- Yogurt instead of ice cream: Greek yogurt with fresh fruit and a drizzle of honey can be a satisfying alternative to ice cream. It provides protein, calcium, and probiotics for a healthy gut.
- Veggie sticks instead of chips: Sliced carrots, cucumber, celery, and bell peppers with hummus or guacamole can be a healthy alternative to chips and dip.
- Homemade popcorn instead of microwave popcorn: Popcorn is a great whole grain snack that can be made at home with a popcorn maker or on the stove with a little oil. It can be seasoned with herbs, spices, or nutritional yeast for extra flavor.
- Frozen fruit pops instead of ice cream: Frozen fruit pops made with blended fruit and yogurt or coconut milk can be a healthy and refreshing alternative to ice cream bars.
By swapping out unhealthy snacks and treats with these healthier alternatives, parents can help their children develop healthy eating habits and reduce their risk of obesity and other health issues.
In conclusion, a balanced diet is crucial for children’s growth and development. It provides the necessary nutrients for optimal physical and cognitive development, and helps establish healthy eating habits that can last a lifetime.
Parents can ensure that their children are getting a balanced diet by offering a variety of nutrient-dense foods, limiting processed and high-sugar foods, and encouraging regular meals and snacks. By prioritizing their children’s nutrition, parents can set them on a path to a healthy and fulfilling life.
A balanced diet is important for kids because it provides the necessary nutrients for optimal growth and development. It helps support healthy bones, muscles, and organs, and provides the energy needed for physical activity and cognitive function.
Common nutrient deficiencies in children include iron, vitamin D, calcium, and vitamin B12.
Parents can encourage healthy eating habits in their children by offering a variety of nutrient-dense foods, modeling healthy eating habits themselves, limiting processed and high-sugar foods, and involving children in meal planning and preparation.
Healthy snack options for kids include fresh fruit, vegetables with hummus or guacamole, trail mix, yogurt with fresh fruit, homemade popcorn, and frozen fruit pops.
The amount of water kids should drink per day varies based on their age and activity level, but a general guideline is to aim for 6-8 cups of water per day.
Yes, kids can be vegetarian or vegan and still get all the nutrients they need with careful planning and attention to nutrient intake.

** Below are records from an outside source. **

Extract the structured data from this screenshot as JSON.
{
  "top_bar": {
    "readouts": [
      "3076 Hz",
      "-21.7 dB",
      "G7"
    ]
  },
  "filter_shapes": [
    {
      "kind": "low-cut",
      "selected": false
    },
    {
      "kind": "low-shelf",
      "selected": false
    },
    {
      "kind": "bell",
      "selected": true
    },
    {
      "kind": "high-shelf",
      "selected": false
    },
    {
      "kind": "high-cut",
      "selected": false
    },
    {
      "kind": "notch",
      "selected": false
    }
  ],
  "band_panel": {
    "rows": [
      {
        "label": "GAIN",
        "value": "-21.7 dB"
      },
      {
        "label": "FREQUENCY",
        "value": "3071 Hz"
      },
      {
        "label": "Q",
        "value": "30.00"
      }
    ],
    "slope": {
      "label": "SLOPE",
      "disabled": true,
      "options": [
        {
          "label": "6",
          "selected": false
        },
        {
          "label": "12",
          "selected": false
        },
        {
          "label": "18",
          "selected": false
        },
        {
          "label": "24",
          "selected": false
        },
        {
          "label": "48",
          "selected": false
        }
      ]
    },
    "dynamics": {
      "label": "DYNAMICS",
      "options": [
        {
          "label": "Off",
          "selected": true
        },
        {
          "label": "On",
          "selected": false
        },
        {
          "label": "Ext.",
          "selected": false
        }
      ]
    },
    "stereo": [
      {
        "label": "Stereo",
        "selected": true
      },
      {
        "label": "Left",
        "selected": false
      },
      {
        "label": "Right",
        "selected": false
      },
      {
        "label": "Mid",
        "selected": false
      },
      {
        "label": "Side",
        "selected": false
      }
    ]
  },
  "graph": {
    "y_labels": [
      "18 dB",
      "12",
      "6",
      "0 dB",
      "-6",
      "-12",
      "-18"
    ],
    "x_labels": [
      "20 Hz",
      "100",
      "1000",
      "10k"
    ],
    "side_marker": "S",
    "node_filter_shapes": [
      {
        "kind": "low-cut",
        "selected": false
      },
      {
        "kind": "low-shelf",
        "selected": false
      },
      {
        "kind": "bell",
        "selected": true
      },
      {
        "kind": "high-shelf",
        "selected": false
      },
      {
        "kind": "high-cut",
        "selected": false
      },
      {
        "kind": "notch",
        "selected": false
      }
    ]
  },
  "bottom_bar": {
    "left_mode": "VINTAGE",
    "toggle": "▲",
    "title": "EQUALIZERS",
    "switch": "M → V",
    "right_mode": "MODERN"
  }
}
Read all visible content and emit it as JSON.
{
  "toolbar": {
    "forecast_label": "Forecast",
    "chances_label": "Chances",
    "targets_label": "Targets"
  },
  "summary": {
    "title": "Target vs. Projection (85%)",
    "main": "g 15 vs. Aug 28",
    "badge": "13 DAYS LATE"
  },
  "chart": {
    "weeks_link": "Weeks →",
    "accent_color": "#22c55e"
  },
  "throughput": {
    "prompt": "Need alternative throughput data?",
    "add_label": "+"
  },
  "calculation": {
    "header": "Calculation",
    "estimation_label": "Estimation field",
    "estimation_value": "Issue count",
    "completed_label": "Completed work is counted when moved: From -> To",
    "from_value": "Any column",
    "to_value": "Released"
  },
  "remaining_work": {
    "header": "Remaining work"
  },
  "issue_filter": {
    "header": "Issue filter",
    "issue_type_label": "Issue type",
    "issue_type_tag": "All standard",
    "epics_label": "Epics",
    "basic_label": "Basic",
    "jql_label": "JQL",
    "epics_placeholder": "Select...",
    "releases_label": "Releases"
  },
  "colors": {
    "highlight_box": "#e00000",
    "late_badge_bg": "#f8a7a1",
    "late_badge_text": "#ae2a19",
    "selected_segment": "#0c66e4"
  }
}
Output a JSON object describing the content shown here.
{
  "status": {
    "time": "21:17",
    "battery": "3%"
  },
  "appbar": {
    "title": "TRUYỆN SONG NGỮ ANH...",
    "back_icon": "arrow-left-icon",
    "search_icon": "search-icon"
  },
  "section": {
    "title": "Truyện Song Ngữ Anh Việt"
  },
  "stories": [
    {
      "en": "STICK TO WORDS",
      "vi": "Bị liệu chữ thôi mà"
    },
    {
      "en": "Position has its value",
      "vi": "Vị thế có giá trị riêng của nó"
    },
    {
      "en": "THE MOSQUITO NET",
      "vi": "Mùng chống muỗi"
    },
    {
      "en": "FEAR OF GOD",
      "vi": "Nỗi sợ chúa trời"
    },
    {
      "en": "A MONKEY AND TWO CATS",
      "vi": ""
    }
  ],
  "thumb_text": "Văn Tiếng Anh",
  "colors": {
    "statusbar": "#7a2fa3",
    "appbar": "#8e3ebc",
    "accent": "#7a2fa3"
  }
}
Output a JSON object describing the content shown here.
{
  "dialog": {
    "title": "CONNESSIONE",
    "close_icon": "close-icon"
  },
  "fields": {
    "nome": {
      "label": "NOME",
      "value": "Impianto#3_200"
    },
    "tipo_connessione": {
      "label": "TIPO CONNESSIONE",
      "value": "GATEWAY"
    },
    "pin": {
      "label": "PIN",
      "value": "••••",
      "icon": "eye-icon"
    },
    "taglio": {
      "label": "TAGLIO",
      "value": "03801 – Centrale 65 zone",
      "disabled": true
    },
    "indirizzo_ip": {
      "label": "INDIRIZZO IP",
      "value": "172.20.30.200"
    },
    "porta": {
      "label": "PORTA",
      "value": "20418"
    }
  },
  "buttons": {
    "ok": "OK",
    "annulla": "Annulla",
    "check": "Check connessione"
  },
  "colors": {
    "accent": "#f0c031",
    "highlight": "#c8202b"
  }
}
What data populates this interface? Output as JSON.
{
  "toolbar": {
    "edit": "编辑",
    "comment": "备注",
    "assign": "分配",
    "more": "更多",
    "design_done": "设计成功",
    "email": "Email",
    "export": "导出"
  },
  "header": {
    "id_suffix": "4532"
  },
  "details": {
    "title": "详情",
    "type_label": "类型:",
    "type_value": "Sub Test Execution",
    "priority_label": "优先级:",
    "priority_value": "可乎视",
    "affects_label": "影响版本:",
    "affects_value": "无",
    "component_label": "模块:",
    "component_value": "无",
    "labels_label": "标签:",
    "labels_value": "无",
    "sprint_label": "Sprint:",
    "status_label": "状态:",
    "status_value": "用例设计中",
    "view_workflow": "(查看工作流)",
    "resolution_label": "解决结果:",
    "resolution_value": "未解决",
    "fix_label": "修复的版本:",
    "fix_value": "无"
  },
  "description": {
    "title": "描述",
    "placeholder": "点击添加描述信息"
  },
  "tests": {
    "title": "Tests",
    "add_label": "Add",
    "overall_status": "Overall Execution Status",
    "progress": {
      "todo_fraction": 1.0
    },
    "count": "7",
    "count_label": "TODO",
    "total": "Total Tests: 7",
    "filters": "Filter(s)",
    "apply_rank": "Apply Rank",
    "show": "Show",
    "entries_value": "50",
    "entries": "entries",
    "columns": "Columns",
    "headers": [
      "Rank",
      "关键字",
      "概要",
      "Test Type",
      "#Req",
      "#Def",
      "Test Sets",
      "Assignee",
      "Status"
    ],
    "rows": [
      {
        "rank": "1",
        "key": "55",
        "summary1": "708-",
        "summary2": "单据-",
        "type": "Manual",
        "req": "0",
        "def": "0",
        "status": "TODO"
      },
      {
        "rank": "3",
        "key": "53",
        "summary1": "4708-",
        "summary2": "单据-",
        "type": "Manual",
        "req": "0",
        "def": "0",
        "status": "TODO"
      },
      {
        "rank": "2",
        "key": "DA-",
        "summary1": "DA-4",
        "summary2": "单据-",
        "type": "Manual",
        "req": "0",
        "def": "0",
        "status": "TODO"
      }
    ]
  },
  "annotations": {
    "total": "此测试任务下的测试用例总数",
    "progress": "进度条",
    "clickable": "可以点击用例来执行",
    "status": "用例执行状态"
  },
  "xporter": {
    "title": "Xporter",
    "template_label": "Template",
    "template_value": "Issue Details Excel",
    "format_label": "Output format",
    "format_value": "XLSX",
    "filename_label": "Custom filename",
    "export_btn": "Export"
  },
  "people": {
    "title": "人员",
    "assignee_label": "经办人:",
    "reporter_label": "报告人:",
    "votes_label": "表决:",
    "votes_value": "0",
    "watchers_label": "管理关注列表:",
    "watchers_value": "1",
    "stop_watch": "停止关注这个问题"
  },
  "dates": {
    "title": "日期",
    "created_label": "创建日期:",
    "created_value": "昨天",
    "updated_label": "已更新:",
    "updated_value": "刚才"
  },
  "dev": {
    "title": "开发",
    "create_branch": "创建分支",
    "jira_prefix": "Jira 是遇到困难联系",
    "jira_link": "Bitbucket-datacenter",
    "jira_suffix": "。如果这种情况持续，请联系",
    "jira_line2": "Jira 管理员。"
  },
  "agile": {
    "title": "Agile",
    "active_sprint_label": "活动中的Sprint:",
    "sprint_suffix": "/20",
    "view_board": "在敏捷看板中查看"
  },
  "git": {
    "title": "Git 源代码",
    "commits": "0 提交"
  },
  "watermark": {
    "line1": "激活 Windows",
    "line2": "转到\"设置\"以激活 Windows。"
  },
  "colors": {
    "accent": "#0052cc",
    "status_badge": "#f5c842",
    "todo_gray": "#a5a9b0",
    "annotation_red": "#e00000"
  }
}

Vegetarian and vegan children may need to supplement with nutrients such as vitamin B12 and iron. Consulting with a registered dietitian can be helpful in ensuring that children are getting all the necessary nutrients for their growing bodies.